It is a bright morning, and we are up early and sharing the road with the commuting mopeds. You have a choice of thirty or more breakfast stalls. We try to judge which will produce the perfect Roti with banana that we have come to enjoy. Todays is a good size and well filled with banana. The stall is busy, full of cats and people keen to talk.
We turn left, onto the 7 towards Kangar. We have been on quiet roads so far, but now for no logical reason, everyone wants to be on the 7. It has a section zoned for mopeds, which only encourages them to do even more insane under cutting moves. I think the weight of a touring bike would right off a moped in a one on one crash, but I do not want to find out.
We take a right and head for quiet roads and the coast. We have turned too early. But we are in luck and our navigational blunder takes us to a world of thirty years ago. We ride through fishing villages where we may be the first touring cyclist to have ever been. ” Good morning”, “Where are you from”, ” Merry Christmas “, it is all wonderful. ” You should have turned left! “. Kuala Sanglang, and we stop for a tea and to take in the view.
These are people living hard lives. None of them looks at the view. The women fall around laughing as they try out their school English for the first time as they serve us. Fish are out to dry in the sun and the narrow streets are playing field, kitchen, theater, living room and garage all at the same time.

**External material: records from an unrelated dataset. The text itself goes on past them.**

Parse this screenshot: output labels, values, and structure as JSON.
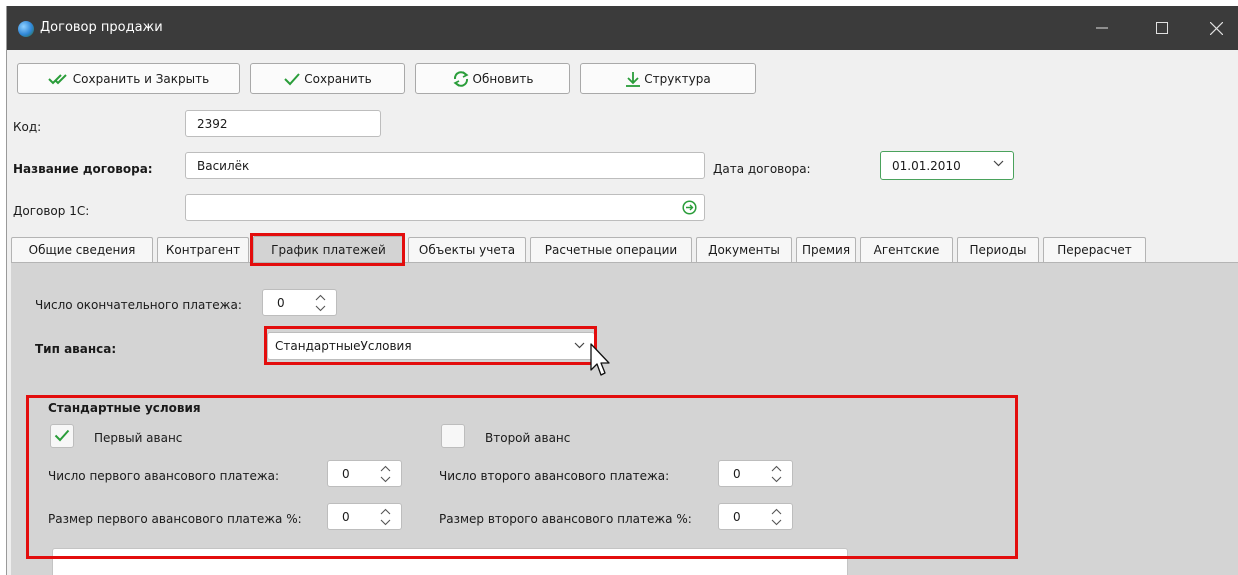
{
  "window": {
    "title": "Договор продажи"
  },
  "toolbar": {
    "save_close_label": "Сохранить и Закрыть",
    "save_label": "Сохранить",
    "refresh_label": "Обновить",
    "structure_label": "Структура"
  },
  "form": {
    "code_label": "Код:",
    "code_value": "2392",
    "contract_name_label": "Название договора:",
    "contract_name_value": "Василёк",
    "contract_date_label": "Дата договора:",
    "contract_date_value": "01.01.2010",
    "contract_1c_label": "Договор 1С:",
    "contract_1c_value": ""
  },
  "tabs": [
    {
      "label": "Общие сведения"
    },
    {
      "label": "Контрагент"
    },
    {
      "label": "График платежей",
      "active": true
    },
    {
      "label": "Объекты учета"
    },
    {
      "label": "Расчетные операции"
    },
    {
      "label": "Документы"
    },
    {
      "label": "Премия"
    },
    {
      "label": "Агентские"
    },
    {
      "label": "Периоды"
    },
    {
      "label": "Перерасчет"
    }
  ],
  "payments": {
    "final_count_label": "Число окончательного платежа:",
    "final_count_value": "0",
    "advance_type_label": "Тип аванса:",
    "advance_type_value": "СтандартныеУсловия",
    "standard_title": "Стандартные условия",
    "first_advance_label": "Первый аванс",
    "first_advance_checked": true,
    "second_advance_label": "Второй аванс",
    "second_advance_checked": false,
    "first_count_label": "Число первого авансового платежа:",
    "first_count_value": "0",
    "second_count_label": "Число второго авансового платежа:",
    "second_count_value": "0",
    "first_size_label": "Размер первого авансового платежа %:",
    "first_size_value": "0",
    "second_size_label": "Размер второго авансового платежа %:",
    "second_size_value": "0"
  },
  "icons": {
    "save_close": "double-check-icon",
    "save": "check-icon",
    "refresh": "refresh-icon",
    "structure": "download-arrow-icon",
    "go": "arrow-circle-icon"
  },
  "colors": {
    "titlebar": "#3b3b3b",
    "accent_green": "#2a9d3a",
    "highlight_red": "#e30d0d",
    "panel": "#d4d4d4"
  }
}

Continuing along the coast we are riding next to ‘ Agfa Green ‘ paddy fields into Kuala Perlis. It would not be a terrible idea to catch a ferry to Langkawi after all, where I learn that Rambo’s first name is ‘ John ‘. I like trivia.